From this moment on, it becomes clear that the film’s real protagonist is the notion of storytelling; Ozon has fun dissecting the nature of creativity and the boundaries between reality and fiction. Germain tells Claude that his prose needs to become less observational (at one point the student admits: ‘This is what I see’) – he essentially suggests he should impose a narrative on what he is experiencing. The teacher’s literary guidance becomes more and more important (almost suggesting a skewed Virgil-like figure), to the point when he is physically introduced in Claude’s fiction (a device used to great effect in Annie Hall). Perhaps Germain is also manipulating what the audience is seeing – are we experiencing the story through is eyes? Is the lurid tale one of his own making, a verbalisation of his own frustrations? It seems like a fair question since Claude is never on camera on his own telling the story; he is always prompted (if not directed) by his teacher.

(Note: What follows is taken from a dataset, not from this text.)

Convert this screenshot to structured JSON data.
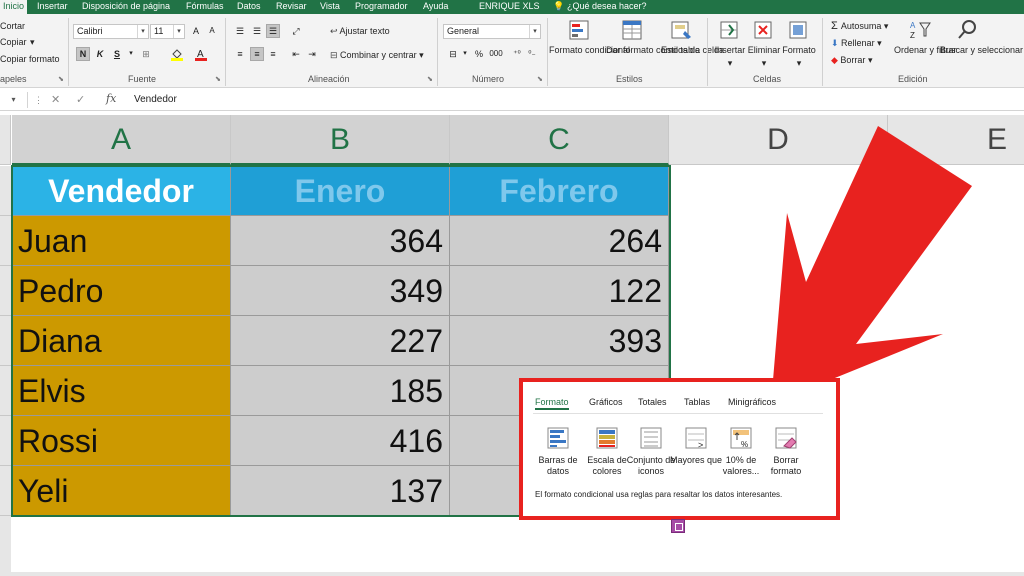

The situation quickly becomes potentially tragic, as the young pupil goes one to two steps too far in his attempt to cynically interfere with other people’s lives – at one point, he even reminds us of Terence Stamp’s nameless character in Theorem: he attempts to desecrate the family home and almost destroys it. This potent premise is perceptibly softened by the drily humorous exchanges between Germain and Jeanne (the seemingly happy accomplices) and by the self-reflexive nature of the film, as references to literature (Celine and J.D. Salinger are quoted in key moments) and the act of writing are always omnipresent. It’s a technique that allows the viewer to develop a certain amount of detachment, in an almost Brechtian sense. It makes us leave the cinema wondering about the nature of both writer and reader, and of both filmmaker and viewer. Why are we compelled to watch something that we consider questionable?
The answer lies with the somewhat sentimental yet pivotal finale. Claude and Germain are gazing at an apartment block (modelled on the one in Hitchcock’s Rear Window), observing its inhabitants and wondering who they are and what they are doing. Ozon’s message is clear: for better or for worse, we all need to create stories to help us make sense of what surrounds us.